-- Northrop Grumman Corp. in Annapolis, Md.; 
-- Oceaneering in Hanover, Md.; 
-- Raytheon Co. in Tewksbury, Mass.; 
-- Rite Solutions Inc. in Pawcatuck, Conn.; 
-- Science Applications International Corp. (SAIC) in Reston, Va.; 
-- SEA Corp. in Middletown, R.I.; 
-- Southwest Research Institute in San Antonio, Texas; 
-- Teledyne Brown Engineering in Huntsville, Ala.; and 
-- Woods Hole Oceanographic Institution in Woods Hole, Mass.
Initially these technologies are for the Navy's future extra-large unmanned undersea vehicles (XLUUVs), and later for other kinds of UUVs, Navy officials say.
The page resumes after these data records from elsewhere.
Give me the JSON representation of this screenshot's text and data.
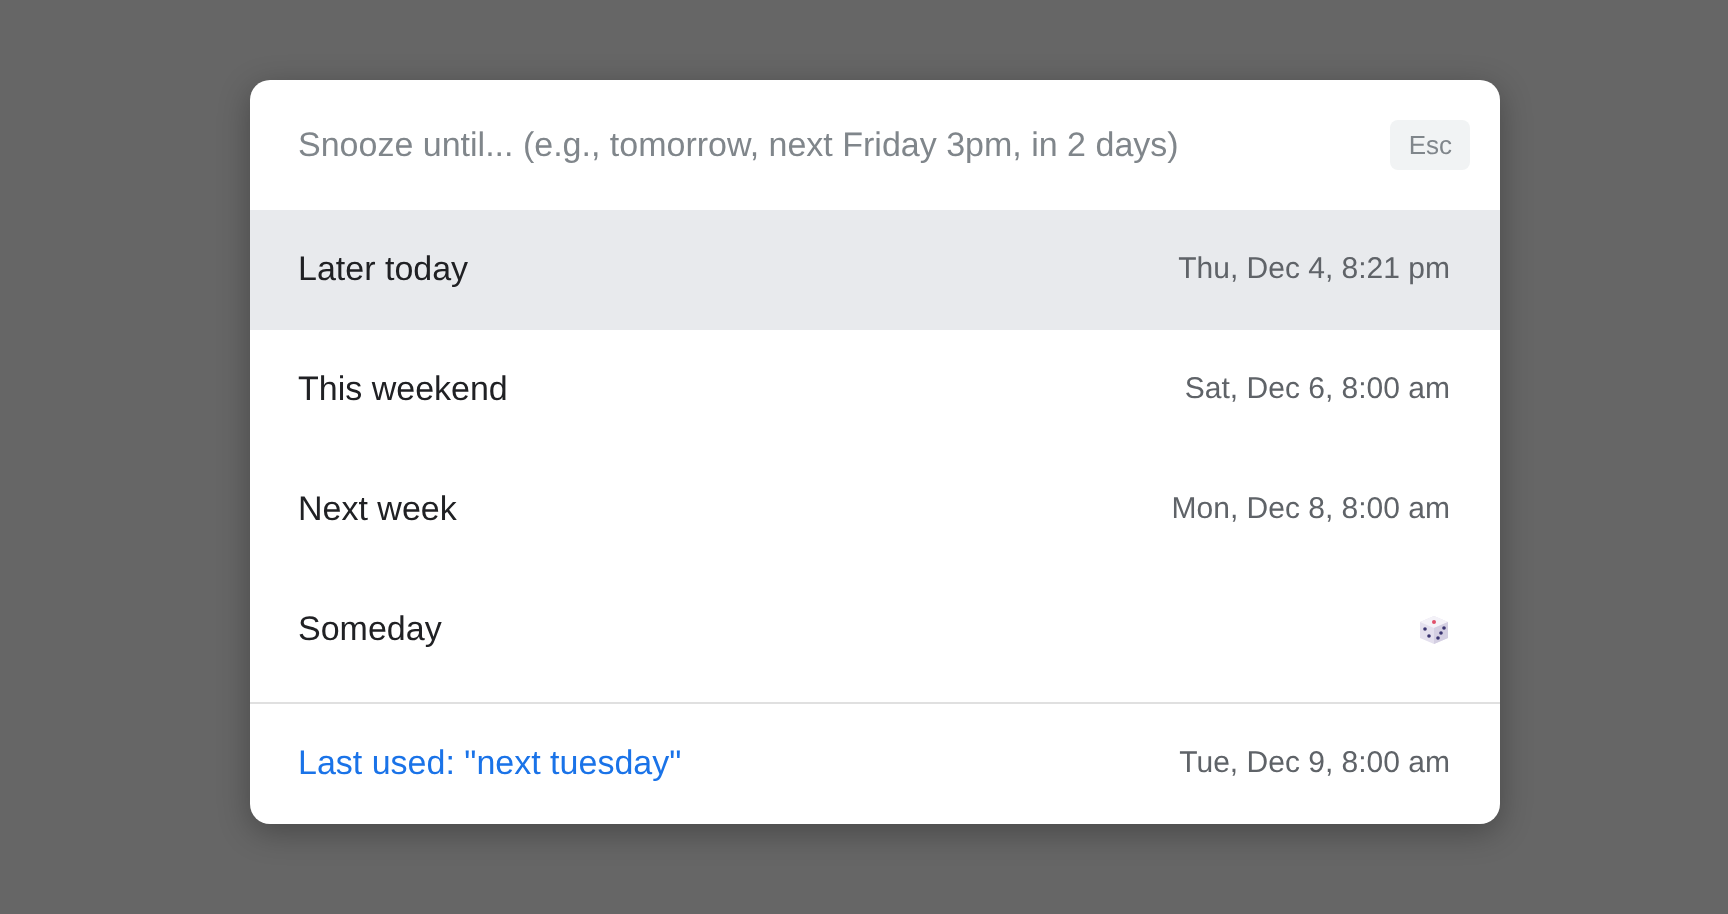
{
  "search": {
    "placeholder": "Snooze until... (e.g., tomorrow, next Friday 3pm, in 2 days)",
    "key_hint": "Esc"
  },
  "options": [
    {
      "label": "Later today",
      "kind": "time",
      "value": "Thu, Dec 4, 8:21 pm",
      "selected": true
    },
    {
      "label": "This weekend",
      "kind": "time",
      "value": "Sat, Dec 6, 8:00 am",
      "selected": false
    },
    {
      "label": "Next week",
      "kind": "time",
      "value": "Mon, Dec 8, 8:00 am",
      "selected": false
    },
    {
      "label": "Someday",
      "kind": "dice",
      "selected": false
    }
  ],
  "last_used": {
    "label": "Last used: \"next tuesday\"",
    "value": "Tue, Dec 9, 8:00 am",
    "selected": false
  }
}
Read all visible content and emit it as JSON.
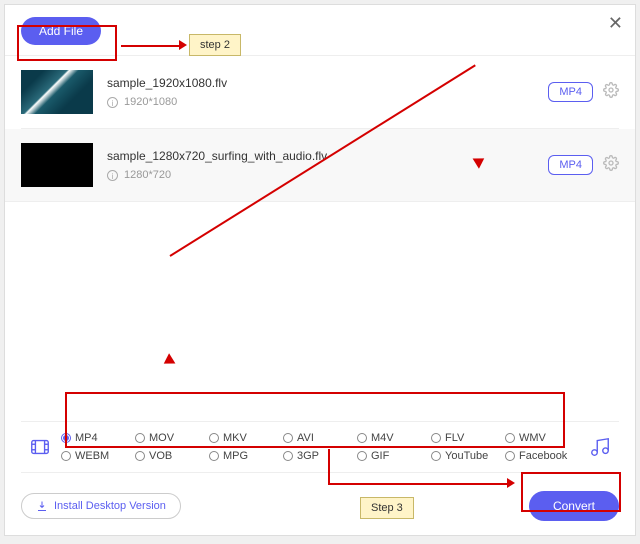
{
  "header": {
    "add_file_label": "Add File"
  },
  "files": [
    {
      "name": "sample_1920x1080.flv",
      "resolution": "1920*1080",
      "target_format": "MP4"
    },
    {
      "name": "sample_1280x720_surfing_with_audio.flv",
      "resolution": "1280*720",
      "target_format": "MP4"
    }
  ],
  "formats": {
    "row1": [
      "MP4",
      "MOV",
      "MKV",
      "AVI",
      "M4V",
      "FLV",
      "WMV"
    ],
    "row2": [
      "WEBM",
      "VOB",
      "MPG",
      "3GP",
      "GIF",
      "YouTube",
      "Facebook"
    ],
    "selected": "MP4"
  },
  "footer": {
    "install_label": "Install Desktop Version",
    "convert_label": "Convert"
  },
  "annotations": {
    "step2": "step 2",
    "step3": "Step 3"
  }
}
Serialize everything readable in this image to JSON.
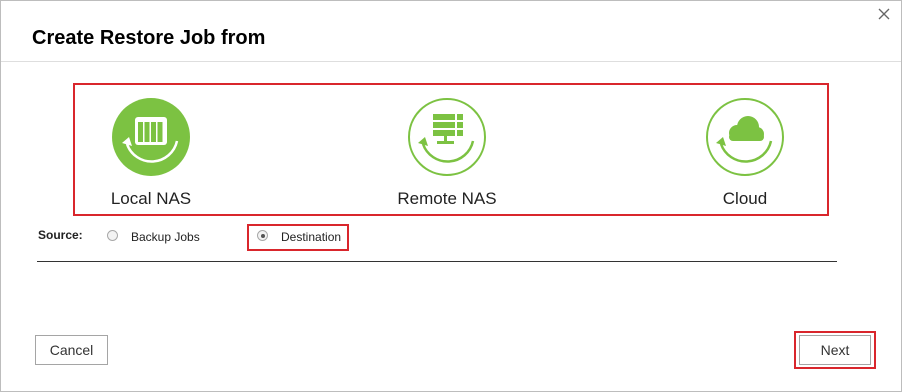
{
  "dialog": {
    "title": "Create Restore Job from",
    "close_icon": "close-icon"
  },
  "options": [
    {
      "label": "Local NAS",
      "icon": "local-nas-icon",
      "selected": true
    },
    {
      "label": "Remote NAS",
      "icon": "remote-nas-icon",
      "selected": false
    },
    {
      "label": "Cloud",
      "icon": "cloud-icon",
      "selected": false
    }
  ],
  "source": {
    "label": "Source:",
    "options": [
      {
        "label": "Backup Jobs",
        "checked": false
      },
      {
        "label": "Destination",
        "checked": true
      }
    ]
  },
  "buttons": {
    "cancel": "Cancel",
    "next": "Next"
  },
  "colors": {
    "accent_green": "#7cc242",
    "highlight_red": "#d9262c"
  }
}
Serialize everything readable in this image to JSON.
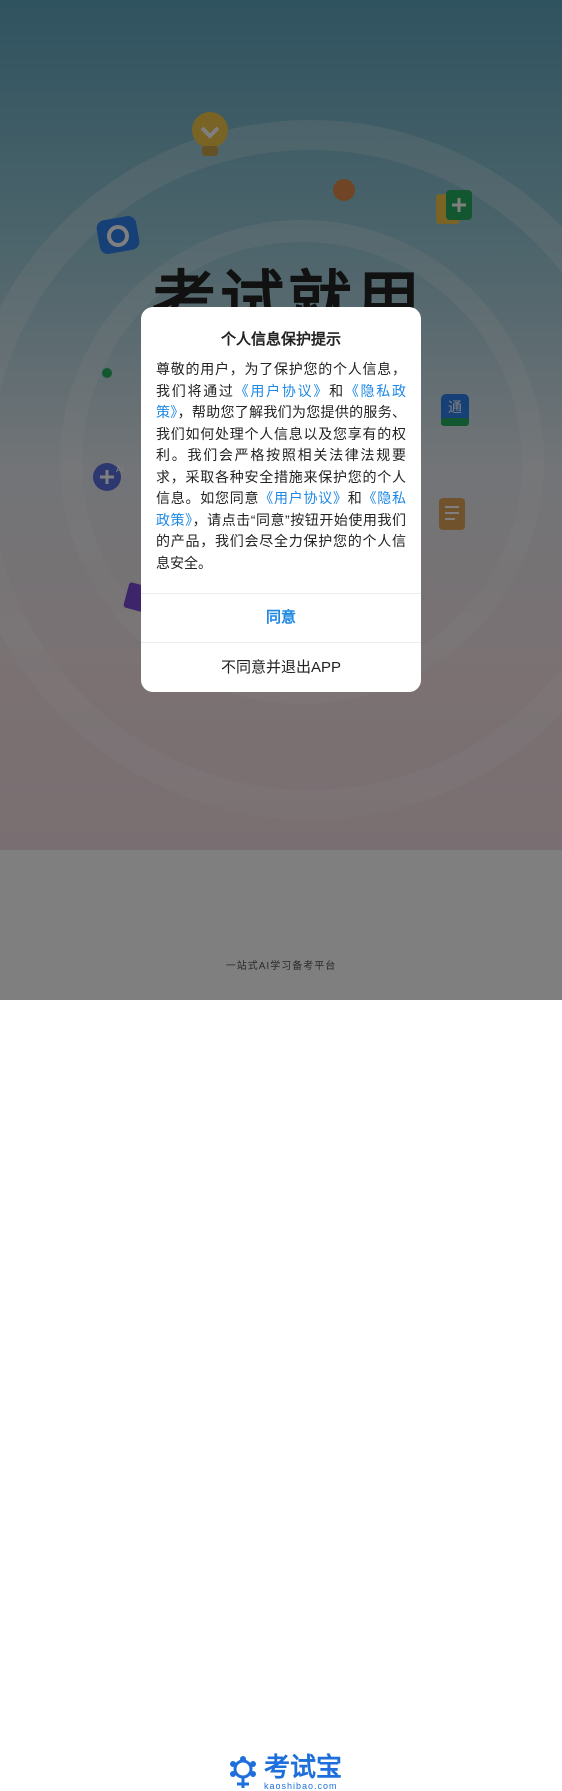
{
  "splash": {
    "hero_title": "考试就用"
  },
  "footer": {
    "brand_name": "考试宝",
    "brand_domain": "kaoshibao.com",
    "slogan": "一站式AI学习备考平台"
  },
  "dialog": {
    "title": "个人信息保护提示",
    "body": {
      "p1": "尊敬的用户，为了保护您的个人信息，我们将通过",
      "link_user_agreement": "《用户协议》",
      "and1": "和",
      "link_privacy_policy": "《隐私政策》",
      "p2": "，帮助您了解我们为您提供的服务、我们如何处理个人信息以及您享有的权利。我们会严格按照相关法律法规要求，采取各种安全措施来保护您的个人信息。如您同意",
      "link_user_agreement_2": "《用户协议》",
      "and2": "和",
      "link_privacy_policy_2": "《隐私政策》",
      "p3": "，请点击“同意”按钮开始使用我们的产品，我们会尽全力保护您的个人信息安全。"
    },
    "agree_label": "同意",
    "disagree_label": "不同意并退出APP"
  },
  "icons": [
    "lightbulb-icon",
    "camera-icon",
    "book-plus-icon",
    "ai-plus-icon",
    "translate-book-icon",
    "ai-scroll-icon",
    "brand-logo-icon"
  ],
  "colors": {
    "link": "#1e88e5",
    "brand": "#1e6fdc",
    "mask": "rgba(0,0,0,0.5)"
  }
}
The project also will customize UUV sensor and weapons payloads.
The energy prototyping portion of the project will capitalize on existing independent research and development in energy-dense technology that could meet power requirements for future UUV missions that are limited by the amount of power currently available.
Power efforts will include research, development, test, and evaluation of advanced development model energy solutions initially applicable to XLUUVs for increased energy endurance and efficiency to extend the reach of all unmanned undersea systems.
The common control and autonomy portion of the project will include risk reduction and developmental efforts of autonomy systems and architectures for common standards, interfaces, and systems to support cross-domain applications. The payloads portion of the project focuses on lethal and non-lethal payloads.
These 24 companies will compete for task orders over the next five years, based on their expertise and core technologies. The companies will do the work at various locations, and should be finished by July 2023.
militaryaerospace.com